There was one blast of furious trumpeting from the lines, and then the silence shut down on everything, and Kala Nag began to move. Sometimes a tuft of high grass washed along his sides as a wave washes along the sides of a ship, and sometimes a cluster of wild-pepper vines would scrape along his back, or a bamboo would creak where his shoulder touched it. But between those times he moved absolutely without any sound, drifting through the thick Garo forest as though it had been smoke. He was going uphill, but though Little Toomai watched the stars in the rifts of the trees, he could not tell in what direction.
Then Kala Nag reached the crest of the ascent and stopped for a minute, and Little Toomai could see the tops of the trees lying all speckled and furry under the moonlight for miles and miles, and the blue-white mist over the river in the hollow. Toomai leaned forward and looked, and he felt that the forest was awake below him—awake and alive and crowded. A big brown fruit-eating bat brushed past his ear; a porcupine’s quills rattled in the thicket; and in the darkness between the tree stems he heard a hog-bear digging hard in the moist warm earth, and snuffing as it digged.

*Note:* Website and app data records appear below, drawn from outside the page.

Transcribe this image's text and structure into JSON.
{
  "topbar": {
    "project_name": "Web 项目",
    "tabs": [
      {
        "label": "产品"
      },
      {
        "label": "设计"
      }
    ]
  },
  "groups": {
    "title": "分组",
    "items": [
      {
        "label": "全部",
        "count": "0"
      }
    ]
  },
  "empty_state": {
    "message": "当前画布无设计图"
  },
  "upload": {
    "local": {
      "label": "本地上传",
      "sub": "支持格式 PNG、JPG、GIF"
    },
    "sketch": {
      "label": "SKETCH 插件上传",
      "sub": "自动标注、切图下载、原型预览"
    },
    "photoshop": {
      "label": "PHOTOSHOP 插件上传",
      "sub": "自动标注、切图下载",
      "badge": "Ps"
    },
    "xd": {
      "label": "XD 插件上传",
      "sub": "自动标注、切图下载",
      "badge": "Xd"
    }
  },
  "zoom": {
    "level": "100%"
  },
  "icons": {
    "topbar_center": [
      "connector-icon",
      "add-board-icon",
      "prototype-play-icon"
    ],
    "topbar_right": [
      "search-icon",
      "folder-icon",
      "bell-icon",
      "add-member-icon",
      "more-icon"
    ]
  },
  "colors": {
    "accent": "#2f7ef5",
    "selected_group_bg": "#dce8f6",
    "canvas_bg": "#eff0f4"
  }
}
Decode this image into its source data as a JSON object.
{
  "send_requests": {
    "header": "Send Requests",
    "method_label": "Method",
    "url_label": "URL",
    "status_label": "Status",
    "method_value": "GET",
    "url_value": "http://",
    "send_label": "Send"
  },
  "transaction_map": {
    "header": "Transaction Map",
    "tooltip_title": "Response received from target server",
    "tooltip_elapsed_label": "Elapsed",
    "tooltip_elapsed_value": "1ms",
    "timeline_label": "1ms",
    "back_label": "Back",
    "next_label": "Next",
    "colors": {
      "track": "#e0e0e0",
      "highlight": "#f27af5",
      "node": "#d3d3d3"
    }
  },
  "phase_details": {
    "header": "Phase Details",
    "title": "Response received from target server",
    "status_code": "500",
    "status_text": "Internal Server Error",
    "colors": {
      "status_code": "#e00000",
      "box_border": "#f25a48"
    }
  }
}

Then the branches closed over his head again, and Kala Nag began to go down into the valley—not quietly this time, but as a runaway gun goes down a steep bank—in one rush. The huge limbs moved as steadily as pistons, eight feet to each stride, and the wrinkled skin of the elbow points rustled. The undergrowth on either side of him ripped with a noise like torn canvas, and the saplings that he heaved away right and left with his shoulders sprang back again and banged him on the flank, and great trails of creepers, all matted together, hung from his tusks as he threw his head from side to side and plowed out his pathway. Then Little Toomai laid himself down close to the great neck lest a swinging bough should sweep him to the ground, and he wished that he were back in the lines again.
The grass began to get squashy, and Kala Nag’s feet sucked and squelched as he put them down, and the night mist at the bottom of the valley chilled Little Toomai. There was a splash and a trample, and the rush of running water, and Kala Nag strode through the bed of a river, feeling his way at each step. Above the noise of the water, as it swirled round the elephant’s legs, Little Toomai could hear more splashing and some trumpeting both upstream and down—great grunts and angry snortings, and all the mist about him seemed to be full of rolling, wavy shadows.
“Ai!” he said, half aloud, his teeth chattering. “The elephant-folk are out tonight. It is the dance, then!”
Kala Nag swashed out of the water, blew his trunk clear, and began another climb. But this time he was not alone, and he had not to make his path. That was made already, six feet wide, in front of him, where the bent jungle-grass was trying to recover itself and stand up. Many elephants must have gone that way only a few minutes before. Little Toomai looked back, and behind him a great wild tusker with his little pig’s eyes glowing like hot coals was just lifting himself out of the misty river. Then the trees closed up again, and they went on and up, with trumpetings and crashings, and the sound of breaking branches on every side of them.
At last Kala Nag stood still between two tree-trunks at the very top of the hill. They were part of a circle of trees that grew round an irregular space of some three or four acres, and in all that space, as Little Toomai could see, the ground had been trampled down as hard as a brick floor. Some trees grew in the center of the clearing, but their bark was rubbed away, and the white wood beneath showed all shiny and polished in the patches of moonlight. There were creepers hanging from the upper branches, and the bells of the flowers of the creepers, great waxy white things like convolvuluses, hung down fast asleep. But within the limits of the clearing there was not a single blade of green—nothing but the trampled earth.